- Published: Friday, 17 January 2020
The funeral of two victims of last week’s airliner crash in Tehran, which happened because the regime’s Revolutionary Guards shot down the plane, quickly turned into anti-regime demonstrations on Thursday, despite the extensive presence of suppressive forces.
Shortly after the funeral of Dr. Arvin Moratab and Dr. Ayda Farzaneh in Behesht Mohamadi cemetery in Sanandaj, Kurdistan province, the gathered crowd began to chant anti-regime slogans, in line with the protests that have been occurring since the regime admitted fault on Saturday.
They chanted, “People didn’t die for us to praise the disgraceful leader”, which is a reference to supreme leader Ali Khamenei. Other slogans aimed at Khamenei, include:
- “Khamenei, listen. We are the people, not thugs”
- “Khamenei is a murderer, and his rule is obsolete”
- “Death to the dictator”
The regime had spent three days denying responsibility for the crash on January 8, claiming that the Ukrainian Airlines flight, which was headed for Kyiv, crashed due to mechanical failure. However, Iran refused to hand over the black box, which is used to determine the cause of plane crashes, to the manufacturer or to Ukraine, prompting widespread speculation that they shot down the flight, mistaking it for a missile, after firing 20 missiles at US bases in Iraq.
Following the release of mounting evidence, the regime finally admitted it stuck the flight with two missiles. This triggered a new wave of protests, just a month after the regime cracked down brutally on a nationwide uprising over fuel prices.
These new protests, started by students mainly, emphasize that the Iranian people want to overthrow the regime, with cries of “Death to the tyrant, be it the Shah or the Leader” or “Our enemy is right here, [the regime] is lying that it’s the US”, a common occurrence.
Other slogans include:
- “I will kill whoever killed my brother”
- “Death to Rouhani”
- “They killed our best, put mullahs in their place”
The student protests, which spread to other universities and other cities in Iran, have tapped into the Iranian people’s general resentment of the mullahs. The protesters, who are bravely defying the Iranian security forces, are risking their lives to see a free Iran.
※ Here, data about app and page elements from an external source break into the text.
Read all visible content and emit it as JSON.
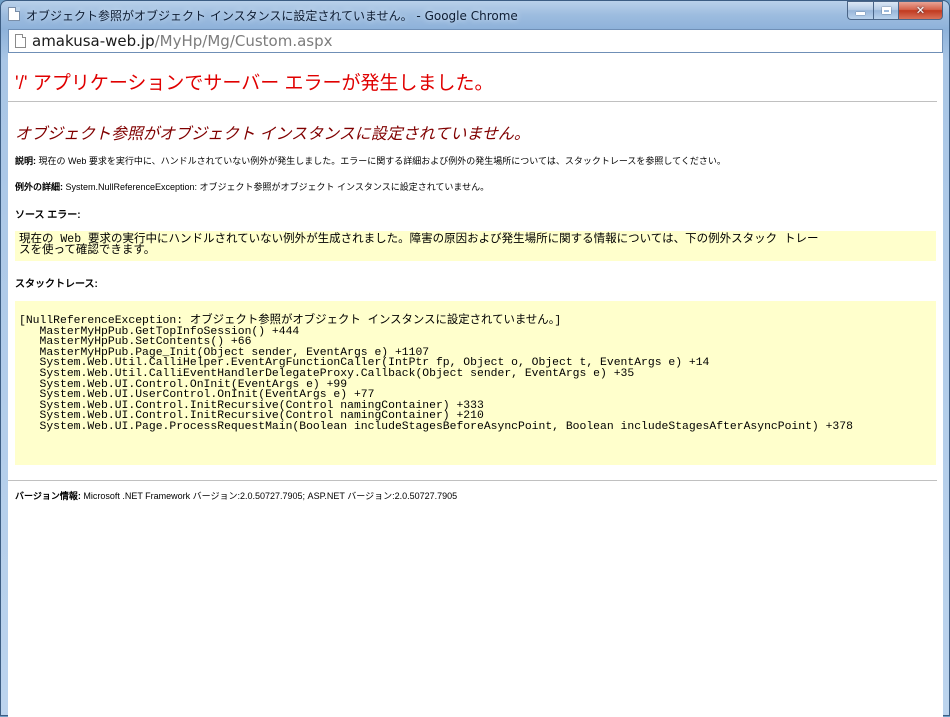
{
  "window": {
    "title": "オブジェクト参照がオブジェクト インスタンスに設定されていません。 - Google Chrome"
  },
  "address_bar": {
    "host": "amakusa-web.jp",
    "path": "/MyHp/Mg/Custom.aspx"
  },
  "page": {
    "server_error_title": "'/' アプリケーションでサーバー エラーが発生しました。",
    "error_message": "オブジェクト参照がオブジェクト インスタンスに設定されていません。",
    "description_label": "説明:",
    "description_text": " 現在の Web 要求を実行中に、ハンドルされていない例外が発生しました。エラーに関する詳細および例外の発生場所については、スタックトレースを参照してください。",
    "exception_label": "例外の詳細:",
    "exception_text": " System.NullReferenceException: オブジェクト参照がオブジェクト インスタンスに設定されていません。",
    "source_error_label": "ソース エラー:",
    "source_error_lines": [
      "現在の Web 要求の実行中にハンドルされていない例外が生成されました。障害の原因および発生場所に関する情報については、下の例外スタック トレー",
      "スを使って確認できます。"
    ],
    "stack_trace_label": "スタックトレース:",
    "stack_trace_lines": [
      "[NullReferenceException: オブジェクト参照がオブジェクト インスタンスに設定されていません。]",
      "   MasterMyHpPub.GetTopInfoSession() +444",
      "   MasterMyHpPub.SetContents() +66",
      "   MasterMyHpPub.Page_Init(Object sender, EventArgs e) +1107",
      "   System.Web.Util.CalliHelper.EventArgFunctionCaller(IntPtr fp, Object o, Object t, EventArgs e) +14",
      "   System.Web.Util.CalliEventHandlerDelegateProxy.Callback(Object sender, EventArgs e) +35",
      "   System.Web.UI.Control.OnInit(EventArgs e) +99",
      "   System.Web.UI.UserControl.OnInit(EventArgs e) +77",
      "   System.Web.UI.Control.InitRecursive(Control namingContainer) +333",
      "   System.Web.UI.Control.InitRecursive(Control namingContainer) +210",
      "   System.Web.UI.Page.ProcessRequestMain(Boolean includeStagesBeforeAsyncPoint, Boolean includeStagesAfterAsyncPoint) +378"
    ],
    "version_label": "バージョン情報:",
    "version_text": " Microsoft .NET Framework バージョン:2.0.50727.7905; ASP.NET バージョン:2.0.50727.7905"
  },
  "colors": {
    "error_title": "#e00000",
    "error_message": "#800000",
    "code_background": "#ffffcc"
  }
}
The protesters will often chant against the security forces as well, with the slogans “Basiji, IRGC, you’re ISIS to us”, “Cannons, tanks, firecrackers, Bassijis must get lost”, and “IRGC shame on you, leave the country alone”